Pick out every line of the entries below where "return" occurs, and copy those lines.

### Web page and app entries

= Beginning of Section =

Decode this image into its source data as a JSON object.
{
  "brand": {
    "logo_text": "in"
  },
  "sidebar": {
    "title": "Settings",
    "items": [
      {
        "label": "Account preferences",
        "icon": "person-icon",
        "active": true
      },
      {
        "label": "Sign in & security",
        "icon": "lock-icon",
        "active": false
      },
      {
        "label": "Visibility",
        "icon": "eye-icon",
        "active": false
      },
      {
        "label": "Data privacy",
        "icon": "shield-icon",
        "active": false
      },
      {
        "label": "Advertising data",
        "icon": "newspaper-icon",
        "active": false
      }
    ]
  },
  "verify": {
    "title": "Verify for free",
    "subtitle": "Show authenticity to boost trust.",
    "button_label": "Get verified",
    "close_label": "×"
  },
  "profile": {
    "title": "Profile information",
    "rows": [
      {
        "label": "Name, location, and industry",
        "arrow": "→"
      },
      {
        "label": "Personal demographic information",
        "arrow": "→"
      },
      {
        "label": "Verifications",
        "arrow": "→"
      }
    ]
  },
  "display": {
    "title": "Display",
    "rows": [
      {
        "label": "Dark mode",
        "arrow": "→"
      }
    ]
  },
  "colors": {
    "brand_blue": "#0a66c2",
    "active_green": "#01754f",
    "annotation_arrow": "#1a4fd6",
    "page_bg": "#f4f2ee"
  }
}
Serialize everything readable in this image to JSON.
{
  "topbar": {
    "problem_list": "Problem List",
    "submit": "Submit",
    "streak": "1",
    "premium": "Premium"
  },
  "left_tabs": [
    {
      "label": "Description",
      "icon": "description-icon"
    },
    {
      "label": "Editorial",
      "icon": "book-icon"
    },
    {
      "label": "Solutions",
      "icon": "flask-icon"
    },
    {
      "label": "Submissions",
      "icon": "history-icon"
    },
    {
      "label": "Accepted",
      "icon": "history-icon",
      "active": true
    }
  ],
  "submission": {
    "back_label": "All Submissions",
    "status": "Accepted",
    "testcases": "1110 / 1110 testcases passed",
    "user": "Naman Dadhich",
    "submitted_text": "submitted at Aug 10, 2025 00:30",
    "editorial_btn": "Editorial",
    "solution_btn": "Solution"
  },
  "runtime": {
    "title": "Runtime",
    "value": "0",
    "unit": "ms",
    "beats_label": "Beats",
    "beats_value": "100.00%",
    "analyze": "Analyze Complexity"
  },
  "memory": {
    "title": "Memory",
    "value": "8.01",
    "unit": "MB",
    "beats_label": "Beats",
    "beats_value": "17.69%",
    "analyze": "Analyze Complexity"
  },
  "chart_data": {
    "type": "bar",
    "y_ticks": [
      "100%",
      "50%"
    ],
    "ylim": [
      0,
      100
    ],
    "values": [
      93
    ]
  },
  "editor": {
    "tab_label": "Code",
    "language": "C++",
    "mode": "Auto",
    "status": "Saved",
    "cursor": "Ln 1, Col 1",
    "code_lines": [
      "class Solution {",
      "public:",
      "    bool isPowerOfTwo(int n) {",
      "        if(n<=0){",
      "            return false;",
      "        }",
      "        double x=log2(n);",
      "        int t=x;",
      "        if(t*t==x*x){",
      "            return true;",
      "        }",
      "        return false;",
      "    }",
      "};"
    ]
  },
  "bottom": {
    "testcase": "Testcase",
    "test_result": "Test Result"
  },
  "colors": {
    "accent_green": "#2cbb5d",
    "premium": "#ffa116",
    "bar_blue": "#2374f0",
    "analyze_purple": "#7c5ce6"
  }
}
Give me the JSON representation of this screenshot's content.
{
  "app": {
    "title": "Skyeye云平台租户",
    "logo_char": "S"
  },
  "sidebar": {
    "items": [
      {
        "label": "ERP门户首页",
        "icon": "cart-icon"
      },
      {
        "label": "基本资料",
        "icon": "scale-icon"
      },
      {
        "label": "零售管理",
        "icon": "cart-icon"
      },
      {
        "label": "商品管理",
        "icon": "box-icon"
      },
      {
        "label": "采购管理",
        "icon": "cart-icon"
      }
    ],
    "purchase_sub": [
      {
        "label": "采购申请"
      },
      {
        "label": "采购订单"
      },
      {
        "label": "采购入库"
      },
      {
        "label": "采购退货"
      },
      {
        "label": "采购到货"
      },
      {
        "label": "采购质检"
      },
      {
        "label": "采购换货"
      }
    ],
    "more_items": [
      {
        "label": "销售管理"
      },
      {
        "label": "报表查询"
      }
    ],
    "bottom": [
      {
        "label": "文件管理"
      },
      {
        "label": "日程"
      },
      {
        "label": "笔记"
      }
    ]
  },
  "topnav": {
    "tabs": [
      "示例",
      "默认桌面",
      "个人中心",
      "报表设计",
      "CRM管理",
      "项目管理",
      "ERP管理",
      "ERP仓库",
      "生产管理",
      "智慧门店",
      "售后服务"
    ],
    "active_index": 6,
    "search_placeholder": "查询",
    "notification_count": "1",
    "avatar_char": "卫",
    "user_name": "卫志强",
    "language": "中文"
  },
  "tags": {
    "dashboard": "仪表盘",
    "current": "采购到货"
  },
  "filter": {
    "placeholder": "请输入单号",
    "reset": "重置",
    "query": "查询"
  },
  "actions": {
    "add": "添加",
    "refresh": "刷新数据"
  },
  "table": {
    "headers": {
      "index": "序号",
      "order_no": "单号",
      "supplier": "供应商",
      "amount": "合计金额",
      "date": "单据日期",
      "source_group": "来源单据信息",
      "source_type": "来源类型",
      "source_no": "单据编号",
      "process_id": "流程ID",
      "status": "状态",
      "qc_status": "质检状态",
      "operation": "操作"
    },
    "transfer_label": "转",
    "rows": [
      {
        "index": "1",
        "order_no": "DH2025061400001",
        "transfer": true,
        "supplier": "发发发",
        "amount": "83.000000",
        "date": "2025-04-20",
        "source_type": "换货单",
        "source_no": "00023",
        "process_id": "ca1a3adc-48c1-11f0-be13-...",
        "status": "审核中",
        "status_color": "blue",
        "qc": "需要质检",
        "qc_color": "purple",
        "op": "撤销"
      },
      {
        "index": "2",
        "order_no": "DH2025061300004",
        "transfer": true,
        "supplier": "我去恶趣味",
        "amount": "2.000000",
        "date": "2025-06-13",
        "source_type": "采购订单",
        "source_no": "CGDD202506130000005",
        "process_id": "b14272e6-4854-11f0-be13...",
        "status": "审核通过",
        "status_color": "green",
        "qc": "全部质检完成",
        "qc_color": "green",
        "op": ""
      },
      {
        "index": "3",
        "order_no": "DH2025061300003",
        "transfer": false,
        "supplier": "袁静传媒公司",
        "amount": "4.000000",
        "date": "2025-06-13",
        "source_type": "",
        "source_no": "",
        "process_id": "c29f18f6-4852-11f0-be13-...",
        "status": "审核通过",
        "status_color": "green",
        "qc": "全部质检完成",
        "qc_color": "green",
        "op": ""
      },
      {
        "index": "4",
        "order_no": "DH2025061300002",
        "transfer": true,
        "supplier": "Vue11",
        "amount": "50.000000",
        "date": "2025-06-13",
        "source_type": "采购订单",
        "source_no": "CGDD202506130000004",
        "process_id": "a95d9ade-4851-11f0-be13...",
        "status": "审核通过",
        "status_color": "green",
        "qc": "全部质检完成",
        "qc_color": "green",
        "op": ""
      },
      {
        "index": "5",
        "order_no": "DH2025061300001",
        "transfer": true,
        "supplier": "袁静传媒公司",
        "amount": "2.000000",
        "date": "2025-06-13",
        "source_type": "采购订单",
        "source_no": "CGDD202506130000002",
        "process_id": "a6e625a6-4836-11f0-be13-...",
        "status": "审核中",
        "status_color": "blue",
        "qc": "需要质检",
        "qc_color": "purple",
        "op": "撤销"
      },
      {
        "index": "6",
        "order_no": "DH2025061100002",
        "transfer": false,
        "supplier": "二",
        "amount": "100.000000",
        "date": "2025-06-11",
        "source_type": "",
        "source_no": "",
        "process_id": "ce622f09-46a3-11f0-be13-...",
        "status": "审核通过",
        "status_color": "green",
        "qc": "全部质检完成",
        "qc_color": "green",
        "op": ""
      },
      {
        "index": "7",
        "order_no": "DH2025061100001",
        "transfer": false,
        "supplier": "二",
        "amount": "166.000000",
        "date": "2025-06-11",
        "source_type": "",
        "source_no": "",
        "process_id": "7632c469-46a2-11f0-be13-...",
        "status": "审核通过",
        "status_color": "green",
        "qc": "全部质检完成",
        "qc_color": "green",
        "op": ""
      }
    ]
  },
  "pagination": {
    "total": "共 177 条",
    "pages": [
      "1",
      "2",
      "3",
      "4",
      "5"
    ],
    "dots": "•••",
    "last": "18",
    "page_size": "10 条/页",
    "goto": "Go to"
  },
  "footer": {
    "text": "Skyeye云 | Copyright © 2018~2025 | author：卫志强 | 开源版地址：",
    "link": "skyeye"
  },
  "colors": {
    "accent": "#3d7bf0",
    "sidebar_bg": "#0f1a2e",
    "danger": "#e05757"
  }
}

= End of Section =

### Answer section
      "            return false;",
      "            return true;",
      "        return false;",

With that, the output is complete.